**Exercise objective:**
Scan the data for "name" and copy each matching line.

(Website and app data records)
########

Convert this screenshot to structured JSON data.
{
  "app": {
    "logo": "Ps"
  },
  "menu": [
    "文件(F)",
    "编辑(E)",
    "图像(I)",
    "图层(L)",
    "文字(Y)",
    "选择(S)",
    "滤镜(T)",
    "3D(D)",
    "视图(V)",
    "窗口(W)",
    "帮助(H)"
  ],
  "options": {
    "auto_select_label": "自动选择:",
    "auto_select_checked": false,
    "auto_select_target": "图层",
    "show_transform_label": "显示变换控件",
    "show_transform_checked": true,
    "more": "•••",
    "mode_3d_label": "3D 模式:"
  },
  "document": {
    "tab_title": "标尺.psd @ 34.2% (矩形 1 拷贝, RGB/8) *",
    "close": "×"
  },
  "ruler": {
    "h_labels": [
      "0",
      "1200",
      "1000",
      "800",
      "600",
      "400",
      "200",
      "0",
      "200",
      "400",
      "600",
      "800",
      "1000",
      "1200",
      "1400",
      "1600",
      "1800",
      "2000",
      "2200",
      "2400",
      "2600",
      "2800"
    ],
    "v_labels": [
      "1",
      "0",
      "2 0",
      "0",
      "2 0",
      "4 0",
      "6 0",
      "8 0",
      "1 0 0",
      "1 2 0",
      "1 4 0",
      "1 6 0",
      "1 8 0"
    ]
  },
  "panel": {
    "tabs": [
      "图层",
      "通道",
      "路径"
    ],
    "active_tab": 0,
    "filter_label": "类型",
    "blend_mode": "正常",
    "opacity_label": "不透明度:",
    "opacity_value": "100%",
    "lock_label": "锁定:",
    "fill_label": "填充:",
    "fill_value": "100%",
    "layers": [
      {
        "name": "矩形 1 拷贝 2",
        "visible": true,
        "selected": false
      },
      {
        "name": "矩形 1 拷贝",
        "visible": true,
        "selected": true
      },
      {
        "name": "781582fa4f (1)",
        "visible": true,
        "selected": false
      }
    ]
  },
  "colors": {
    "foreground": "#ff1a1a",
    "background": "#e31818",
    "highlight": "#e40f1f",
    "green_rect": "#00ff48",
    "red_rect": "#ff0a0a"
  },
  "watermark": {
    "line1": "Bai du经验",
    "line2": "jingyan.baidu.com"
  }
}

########

**The answer:**
        "name": "矩形 1 拷贝 2",
        "name": "矩形 1 拷贝",
        "name": "781582fa4f (1)",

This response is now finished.